* [Try it]
Please copy out the lines in the entries that contain "number".
________________
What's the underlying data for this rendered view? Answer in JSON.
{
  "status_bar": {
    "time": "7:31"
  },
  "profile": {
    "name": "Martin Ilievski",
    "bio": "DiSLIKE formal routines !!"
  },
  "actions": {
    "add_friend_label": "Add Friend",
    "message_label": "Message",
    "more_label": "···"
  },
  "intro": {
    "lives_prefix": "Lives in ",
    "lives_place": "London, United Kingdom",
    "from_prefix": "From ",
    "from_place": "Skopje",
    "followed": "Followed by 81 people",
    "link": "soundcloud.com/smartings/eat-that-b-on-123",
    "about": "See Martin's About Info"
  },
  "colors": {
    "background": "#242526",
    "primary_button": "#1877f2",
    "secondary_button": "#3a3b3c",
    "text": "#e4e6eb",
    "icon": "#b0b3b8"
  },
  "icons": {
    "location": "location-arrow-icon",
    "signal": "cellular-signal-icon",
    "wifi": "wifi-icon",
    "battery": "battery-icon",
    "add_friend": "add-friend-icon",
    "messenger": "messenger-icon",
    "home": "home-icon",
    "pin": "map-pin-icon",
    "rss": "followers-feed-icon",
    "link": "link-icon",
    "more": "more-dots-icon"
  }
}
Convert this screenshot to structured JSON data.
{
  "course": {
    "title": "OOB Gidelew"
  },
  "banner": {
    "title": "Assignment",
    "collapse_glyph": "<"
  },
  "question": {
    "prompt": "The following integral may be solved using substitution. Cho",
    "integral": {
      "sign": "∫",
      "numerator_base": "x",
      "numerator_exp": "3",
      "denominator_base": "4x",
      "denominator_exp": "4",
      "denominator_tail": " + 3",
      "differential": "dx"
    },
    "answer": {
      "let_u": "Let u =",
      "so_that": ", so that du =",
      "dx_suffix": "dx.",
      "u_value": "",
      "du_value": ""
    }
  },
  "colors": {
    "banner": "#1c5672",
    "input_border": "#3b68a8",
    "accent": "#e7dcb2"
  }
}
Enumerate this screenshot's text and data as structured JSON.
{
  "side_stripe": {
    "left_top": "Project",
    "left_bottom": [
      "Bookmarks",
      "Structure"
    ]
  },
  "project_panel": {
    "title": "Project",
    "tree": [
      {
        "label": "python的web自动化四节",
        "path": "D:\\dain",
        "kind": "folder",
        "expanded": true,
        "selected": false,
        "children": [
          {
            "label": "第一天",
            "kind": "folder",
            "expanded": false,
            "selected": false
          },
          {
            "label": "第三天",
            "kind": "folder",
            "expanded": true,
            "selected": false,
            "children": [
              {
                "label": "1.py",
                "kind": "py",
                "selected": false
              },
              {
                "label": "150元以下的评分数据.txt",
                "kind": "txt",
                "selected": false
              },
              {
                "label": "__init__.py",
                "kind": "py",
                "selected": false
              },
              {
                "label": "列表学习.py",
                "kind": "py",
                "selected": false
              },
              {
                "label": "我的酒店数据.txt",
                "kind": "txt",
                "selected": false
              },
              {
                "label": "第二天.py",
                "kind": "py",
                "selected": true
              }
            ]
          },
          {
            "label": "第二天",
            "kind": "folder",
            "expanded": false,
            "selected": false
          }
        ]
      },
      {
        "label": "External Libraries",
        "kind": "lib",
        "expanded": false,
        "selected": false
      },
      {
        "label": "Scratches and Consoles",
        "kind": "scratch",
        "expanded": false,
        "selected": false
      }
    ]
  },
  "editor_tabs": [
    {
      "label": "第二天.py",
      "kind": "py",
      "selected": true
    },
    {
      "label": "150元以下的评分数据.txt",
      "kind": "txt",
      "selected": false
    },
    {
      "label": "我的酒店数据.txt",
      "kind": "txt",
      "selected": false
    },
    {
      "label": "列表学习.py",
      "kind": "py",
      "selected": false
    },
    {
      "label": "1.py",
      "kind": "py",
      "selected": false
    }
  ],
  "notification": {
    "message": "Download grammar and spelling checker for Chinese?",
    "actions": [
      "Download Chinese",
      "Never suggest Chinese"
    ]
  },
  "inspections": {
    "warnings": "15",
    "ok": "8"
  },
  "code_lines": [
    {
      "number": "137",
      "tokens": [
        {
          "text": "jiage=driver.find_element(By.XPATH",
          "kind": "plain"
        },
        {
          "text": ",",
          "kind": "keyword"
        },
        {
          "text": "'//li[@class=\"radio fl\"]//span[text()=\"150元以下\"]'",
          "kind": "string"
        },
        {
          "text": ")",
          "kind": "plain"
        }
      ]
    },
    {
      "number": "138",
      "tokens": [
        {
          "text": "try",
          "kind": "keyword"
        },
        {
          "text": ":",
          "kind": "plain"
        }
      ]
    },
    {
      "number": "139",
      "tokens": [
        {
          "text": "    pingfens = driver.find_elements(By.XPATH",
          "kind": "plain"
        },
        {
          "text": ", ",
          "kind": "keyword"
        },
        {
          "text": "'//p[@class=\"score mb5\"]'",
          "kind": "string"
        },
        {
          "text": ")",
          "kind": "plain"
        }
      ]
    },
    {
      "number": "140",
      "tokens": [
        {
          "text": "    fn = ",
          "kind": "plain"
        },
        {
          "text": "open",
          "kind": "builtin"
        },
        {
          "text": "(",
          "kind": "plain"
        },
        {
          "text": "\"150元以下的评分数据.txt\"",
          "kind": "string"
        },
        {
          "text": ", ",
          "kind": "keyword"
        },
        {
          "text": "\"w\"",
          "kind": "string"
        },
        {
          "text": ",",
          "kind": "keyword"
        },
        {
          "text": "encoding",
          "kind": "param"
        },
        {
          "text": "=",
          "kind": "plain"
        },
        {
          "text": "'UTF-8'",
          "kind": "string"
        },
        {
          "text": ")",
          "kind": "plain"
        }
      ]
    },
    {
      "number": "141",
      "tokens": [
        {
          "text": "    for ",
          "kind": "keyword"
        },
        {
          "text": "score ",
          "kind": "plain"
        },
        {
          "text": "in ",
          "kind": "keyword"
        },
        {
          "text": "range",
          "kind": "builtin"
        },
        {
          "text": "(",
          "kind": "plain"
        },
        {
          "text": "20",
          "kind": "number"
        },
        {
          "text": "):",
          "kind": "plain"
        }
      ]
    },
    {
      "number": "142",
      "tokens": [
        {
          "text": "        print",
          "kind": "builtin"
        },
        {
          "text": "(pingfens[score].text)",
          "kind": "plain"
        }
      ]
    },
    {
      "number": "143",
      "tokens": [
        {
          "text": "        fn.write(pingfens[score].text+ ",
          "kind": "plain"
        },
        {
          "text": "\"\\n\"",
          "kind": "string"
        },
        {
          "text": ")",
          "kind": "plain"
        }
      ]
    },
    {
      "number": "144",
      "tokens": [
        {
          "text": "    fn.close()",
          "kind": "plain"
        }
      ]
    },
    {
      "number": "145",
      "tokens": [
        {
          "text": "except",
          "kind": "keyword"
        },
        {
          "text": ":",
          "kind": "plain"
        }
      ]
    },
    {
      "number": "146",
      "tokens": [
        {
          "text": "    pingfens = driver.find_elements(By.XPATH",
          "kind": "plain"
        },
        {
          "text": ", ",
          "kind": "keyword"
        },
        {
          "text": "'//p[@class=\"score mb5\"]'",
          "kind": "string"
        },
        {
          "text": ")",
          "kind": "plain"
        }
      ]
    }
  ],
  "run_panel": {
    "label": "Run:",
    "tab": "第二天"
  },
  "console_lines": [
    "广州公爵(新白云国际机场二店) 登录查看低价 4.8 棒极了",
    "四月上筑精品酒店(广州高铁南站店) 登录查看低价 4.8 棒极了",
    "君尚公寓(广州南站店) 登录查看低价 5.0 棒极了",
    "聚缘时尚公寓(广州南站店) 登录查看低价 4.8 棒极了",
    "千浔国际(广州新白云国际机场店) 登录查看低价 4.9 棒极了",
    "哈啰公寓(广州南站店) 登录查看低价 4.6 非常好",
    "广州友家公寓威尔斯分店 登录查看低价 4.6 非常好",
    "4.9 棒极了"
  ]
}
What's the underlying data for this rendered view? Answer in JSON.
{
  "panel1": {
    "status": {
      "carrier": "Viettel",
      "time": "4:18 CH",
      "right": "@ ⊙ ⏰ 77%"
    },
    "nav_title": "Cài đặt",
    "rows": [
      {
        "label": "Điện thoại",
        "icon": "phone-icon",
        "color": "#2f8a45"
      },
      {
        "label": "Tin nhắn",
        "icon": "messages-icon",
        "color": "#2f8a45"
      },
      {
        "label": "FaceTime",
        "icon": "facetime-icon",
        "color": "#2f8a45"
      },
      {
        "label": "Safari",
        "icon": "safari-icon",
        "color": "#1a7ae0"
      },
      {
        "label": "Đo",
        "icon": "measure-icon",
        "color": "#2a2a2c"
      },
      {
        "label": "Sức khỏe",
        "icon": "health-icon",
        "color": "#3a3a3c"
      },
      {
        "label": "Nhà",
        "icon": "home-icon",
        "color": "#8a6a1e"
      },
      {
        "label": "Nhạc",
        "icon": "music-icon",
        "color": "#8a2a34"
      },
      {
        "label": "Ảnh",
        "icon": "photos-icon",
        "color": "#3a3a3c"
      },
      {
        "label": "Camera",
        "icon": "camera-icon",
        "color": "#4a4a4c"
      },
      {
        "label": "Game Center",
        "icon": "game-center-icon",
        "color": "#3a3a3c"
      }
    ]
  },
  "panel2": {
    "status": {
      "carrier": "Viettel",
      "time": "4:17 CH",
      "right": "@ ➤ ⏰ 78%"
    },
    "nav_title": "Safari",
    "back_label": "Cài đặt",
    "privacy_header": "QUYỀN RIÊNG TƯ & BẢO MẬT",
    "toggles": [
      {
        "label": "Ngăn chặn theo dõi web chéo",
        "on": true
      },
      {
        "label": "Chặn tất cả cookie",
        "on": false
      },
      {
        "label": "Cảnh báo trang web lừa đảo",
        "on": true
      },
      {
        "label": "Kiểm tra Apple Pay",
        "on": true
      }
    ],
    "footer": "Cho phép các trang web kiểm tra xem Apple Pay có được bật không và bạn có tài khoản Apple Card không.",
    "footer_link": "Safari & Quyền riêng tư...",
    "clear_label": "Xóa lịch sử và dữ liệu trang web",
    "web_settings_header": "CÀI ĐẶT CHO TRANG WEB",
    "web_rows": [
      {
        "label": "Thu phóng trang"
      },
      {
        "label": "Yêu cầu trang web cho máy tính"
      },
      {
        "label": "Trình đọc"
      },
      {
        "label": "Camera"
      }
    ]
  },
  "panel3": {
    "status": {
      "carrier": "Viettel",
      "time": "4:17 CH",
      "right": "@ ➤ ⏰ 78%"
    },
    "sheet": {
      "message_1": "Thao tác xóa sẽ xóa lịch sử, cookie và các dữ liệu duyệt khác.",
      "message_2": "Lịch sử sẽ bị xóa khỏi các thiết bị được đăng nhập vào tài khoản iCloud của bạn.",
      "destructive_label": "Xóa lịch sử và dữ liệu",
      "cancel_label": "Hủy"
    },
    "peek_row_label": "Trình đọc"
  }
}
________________
* [Written reply]
      "number": "137",
      "number": "138",
      "number": "139",
      "number": "140",
      "number": "141",
          "kind": "number"
      "number": "142",
      "number": "143",
      "number": "144",
      "number": "145",
      "number": "146",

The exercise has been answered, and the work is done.